» **What the task asks**: The full set of lines below has to be written out again exactly.

» **Extracted information**:
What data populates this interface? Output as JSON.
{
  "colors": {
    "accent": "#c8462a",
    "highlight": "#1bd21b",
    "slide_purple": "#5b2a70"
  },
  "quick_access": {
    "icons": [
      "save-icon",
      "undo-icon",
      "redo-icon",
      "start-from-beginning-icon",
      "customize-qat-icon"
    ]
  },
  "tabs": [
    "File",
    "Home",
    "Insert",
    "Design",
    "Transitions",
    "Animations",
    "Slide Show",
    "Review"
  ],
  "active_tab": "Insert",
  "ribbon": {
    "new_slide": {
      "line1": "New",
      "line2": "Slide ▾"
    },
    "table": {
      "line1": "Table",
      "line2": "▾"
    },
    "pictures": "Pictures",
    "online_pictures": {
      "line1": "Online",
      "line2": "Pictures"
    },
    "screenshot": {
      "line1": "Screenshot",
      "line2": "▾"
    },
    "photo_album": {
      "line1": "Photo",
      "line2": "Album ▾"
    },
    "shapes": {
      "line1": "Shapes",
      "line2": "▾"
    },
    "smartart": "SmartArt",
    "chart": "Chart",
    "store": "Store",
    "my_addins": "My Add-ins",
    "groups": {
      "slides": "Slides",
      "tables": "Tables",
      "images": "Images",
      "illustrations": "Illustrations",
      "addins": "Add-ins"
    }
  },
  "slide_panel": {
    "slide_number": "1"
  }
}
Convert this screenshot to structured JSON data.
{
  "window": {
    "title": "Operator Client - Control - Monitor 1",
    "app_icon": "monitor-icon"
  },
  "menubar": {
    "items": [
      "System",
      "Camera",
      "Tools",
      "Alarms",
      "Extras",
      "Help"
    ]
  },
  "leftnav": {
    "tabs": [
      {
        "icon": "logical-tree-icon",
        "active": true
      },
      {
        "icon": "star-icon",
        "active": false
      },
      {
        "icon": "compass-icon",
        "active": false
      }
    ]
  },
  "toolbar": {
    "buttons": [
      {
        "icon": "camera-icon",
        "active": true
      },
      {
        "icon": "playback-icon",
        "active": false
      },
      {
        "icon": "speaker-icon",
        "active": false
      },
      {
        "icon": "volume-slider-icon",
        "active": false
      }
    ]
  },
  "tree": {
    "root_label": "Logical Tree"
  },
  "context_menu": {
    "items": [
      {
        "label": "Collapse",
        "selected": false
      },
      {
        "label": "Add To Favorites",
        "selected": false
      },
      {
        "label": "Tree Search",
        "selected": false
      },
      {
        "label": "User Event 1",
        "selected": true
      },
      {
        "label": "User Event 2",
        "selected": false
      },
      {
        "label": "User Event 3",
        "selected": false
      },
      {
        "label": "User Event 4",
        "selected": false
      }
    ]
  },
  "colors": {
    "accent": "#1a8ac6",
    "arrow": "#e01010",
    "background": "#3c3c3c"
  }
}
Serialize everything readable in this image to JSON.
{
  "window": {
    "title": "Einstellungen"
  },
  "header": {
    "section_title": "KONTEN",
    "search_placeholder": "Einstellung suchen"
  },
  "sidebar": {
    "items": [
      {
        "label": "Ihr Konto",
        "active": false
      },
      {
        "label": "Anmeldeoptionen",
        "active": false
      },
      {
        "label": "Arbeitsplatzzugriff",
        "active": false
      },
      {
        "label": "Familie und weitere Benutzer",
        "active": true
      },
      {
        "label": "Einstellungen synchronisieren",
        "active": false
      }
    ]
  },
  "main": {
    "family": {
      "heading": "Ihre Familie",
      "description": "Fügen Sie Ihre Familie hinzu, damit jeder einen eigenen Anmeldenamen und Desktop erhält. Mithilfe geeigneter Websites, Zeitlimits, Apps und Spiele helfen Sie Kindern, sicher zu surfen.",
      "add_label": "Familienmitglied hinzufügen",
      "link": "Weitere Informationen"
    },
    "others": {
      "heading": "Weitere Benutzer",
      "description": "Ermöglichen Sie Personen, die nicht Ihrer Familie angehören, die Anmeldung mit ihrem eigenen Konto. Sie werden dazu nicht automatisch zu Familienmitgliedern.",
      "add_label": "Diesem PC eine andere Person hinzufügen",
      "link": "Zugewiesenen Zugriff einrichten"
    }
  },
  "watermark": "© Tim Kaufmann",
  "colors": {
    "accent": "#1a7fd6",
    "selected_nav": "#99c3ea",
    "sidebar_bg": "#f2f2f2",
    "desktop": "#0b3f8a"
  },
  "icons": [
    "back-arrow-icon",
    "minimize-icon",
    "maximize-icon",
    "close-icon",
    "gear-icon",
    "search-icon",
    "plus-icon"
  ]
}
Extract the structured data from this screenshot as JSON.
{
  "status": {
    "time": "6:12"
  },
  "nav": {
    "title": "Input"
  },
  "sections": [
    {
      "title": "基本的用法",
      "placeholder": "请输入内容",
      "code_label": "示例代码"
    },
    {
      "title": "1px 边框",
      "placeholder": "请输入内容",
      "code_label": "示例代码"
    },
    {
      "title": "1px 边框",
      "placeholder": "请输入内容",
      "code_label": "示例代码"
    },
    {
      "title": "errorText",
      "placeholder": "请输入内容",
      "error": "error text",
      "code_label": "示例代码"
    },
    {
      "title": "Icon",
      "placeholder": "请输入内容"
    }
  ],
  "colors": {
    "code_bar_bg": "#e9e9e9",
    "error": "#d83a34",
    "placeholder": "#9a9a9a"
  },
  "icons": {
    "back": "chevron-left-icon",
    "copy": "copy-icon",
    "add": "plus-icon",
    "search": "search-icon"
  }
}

» **Solution to this problem**:
What data populates this interface? Output as JSON.
{
  "colors": {
    "accent": "#c8462a",
    "highlight": "#1bd21b",
    "slide_purple": "#5b2a70"
  },
  "quick_access": {
    "icons": [
      "save-icon",
      "undo-icon",
      "redo-icon",
      "start-from-beginning-icon",
      "customize-qat-icon"
    ]
  },
  "tabs": [
    "File",
    "Home",
    "Insert",
    "Design",
    "Transitions",
    "Animations",
    "Slide Show",
    "Review"
  ],
  "active_tab": "Insert",
  "ribbon": {
    "new_slide": {
      "line1": "New",
      "line2": "Slide ▾"
    },
    "table": {
      "line1": "Table",
      "line2": "▾"
    },
    "pictures": "Pictures",
    "online_pictures": {
      "line1": "Online",
      "line2": "Pictures"
    },
    "screenshot": {
      "line1": "Screenshot",
      "line2": "▾"
    },
    "photo_album": {
      "line1": "Photo",
      "line2": "Album ▾"
    },
    "shapes": {
      "line1": "Shapes",
      "line2": "▾"
    },
    "smartart": "SmartArt",
    "chart": "Chart",
    "store": "Store",
    "my_addins": "My Add-ins",
    "groups": {
      "slides": "Slides",
      "tables": "Tables",
      "images": "Images",
      "illustrations": "Illustrations",
      "addins": "Add-ins"
    }
  },
  "slide_panel": {
    "slide_number": "1"
  }
}
Convert this screenshot to structured JSON data.
{
  "window": {
    "title": "Operator Client - Control - Monitor 1",
    "app_icon": "monitor-icon"
  },
  "menubar": {
    "items": [
      "System",
      "Camera",
      "Tools",
      "Alarms",
      "Extras",
      "Help"
    ]
  },
  "leftnav": {
    "tabs": [
      {
        "icon": "logical-tree-icon",
        "active": true
      },
      {
        "icon": "star-icon",
        "active": false
      },
      {
        "icon": "compass-icon",
        "active": false
      }
    ]
  },
  "toolbar": {
    "buttons": [
      {
        "icon": "camera-icon",
        "active": true
      },
      {
        "icon": "playback-icon",
        "active": false
      },
      {
        "icon": "speaker-icon",
        "active": false
      },
      {
        "icon": "volume-slider-icon",
        "active": false
      }
    ]
  },
  "tree": {
    "root_label": "Logical Tree"
  },
  "context_menu": {
    "items": [
      {
        "label": "Collapse",
        "selected": false
      },
      {
        "label": "Add To Favorites",
        "selected": false
      },
      {
        "label": "Tree Search",
        "selected": false
      },
      {
        "label": "User Event 1",
        "selected": true
      },
      {
        "label": "User Event 2",
        "selected": false
      },
      {
        "label": "User Event 3",
        "selected": false
      },
      {
        "label": "User Event 4",
        "selected": false
      }
    ]
  },
  "colors": {
    "accent": "#1a8ac6",
    "arrow": "#e01010",
    "background": "#3c3c3c"
  }
}
Serialize everything readable in this image to JSON.
{
  "window": {
    "title": "Einstellungen"
  },
  "header": {
    "section_title": "KONTEN",
    "search_placeholder": "Einstellung suchen"
  },
  "sidebar": {
    "items": [
      {
        "label": "Ihr Konto",
        "active": false
      },
      {
        "label": "Anmeldeoptionen",
        "active": false
      },
      {
        "label": "Arbeitsplatzzugriff",
        "active": false
      },
      {
        "label": "Familie und weitere Benutzer",
        "active": true
      },
      {
        "label": "Einstellungen synchronisieren",
        "active": false
      }
    ]
  },
  "main": {
    "family": {
      "heading": "Ihre Familie",
      "description": "Fügen Sie Ihre Familie hinzu, damit jeder einen eigenen Anmeldenamen und Desktop erhält. Mithilfe geeigneter Websites, Zeitlimits, Apps und Spiele helfen Sie Kindern, sicher zu surfen.",
      "add_label": "Familienmitglied hinzufügen",
      "link": "Weitere Informationen"
    },
    "others": {
      "heading": "Weitere Benutzer",
      "description": "Ermöglichen Sie Personen, die nicht Ihrer Familie angehören, die Anmeldung mit ihrem eigenen Konto. Sie werden dazu nicht automatisch zu Familienmitgliedern.",
      "add_label": "Diesem PC eine andere Person hinzufügen",
      "link": "Zugewiesenen Zugriff einrichten"
    }
  },
  "watermark": "© Tim Kaufmann",
  "colors": {
    "accent": "#1a7fd6",
    "selected_nav": "#99c3ea",
    "sidebar_bg": "#f2f2f2",
    "desktop": "#0b3f8a"
  },
  "icons": [
    "back-arrow-icon",
    "minimize-icon",
    "maximize-icon",
    "close-icon",
    "gear-icon",
    "search-icon",
    "plus-icon"
  ]
}
Extract the structured data from this screenshot as JSON.
{
  "status": {
    "time": "6:12"
  },
  "nav": {
    "title": "Input"
  },
  "sections": [
    {
      "title": "基本的用法",
      "placeholder": "请输入内容",
      "code_label": "示例代码"
    },
    {
      "title": "1px 边框",
      "placeholder": "请输入内容",
      "code_label": "示例代码"
    },
    {
      "title": "1px 边框",
      "placeholder": "请输入内容",
      "code_label": "示例代码"
    },
    {
      "title": "errorText",
      "placeholder": "请输入内容",
      "error": "error text",
      "code_label": "示例代码"
    },
    {
      "title": "Icon",
      "placeholder": "请输入内容"
    }
  ],
  "colors": {
    "code_bar_bg": "#e9e9e9",
    "error": "#d83a34",
    "placeholder": "#9a9a9a"
  },
  "icons": {
    "back": "chevron-left-icon",
    "copy": "copy-icon",
    "add": "plus-icon",
    "search": "search-icon"
  }
}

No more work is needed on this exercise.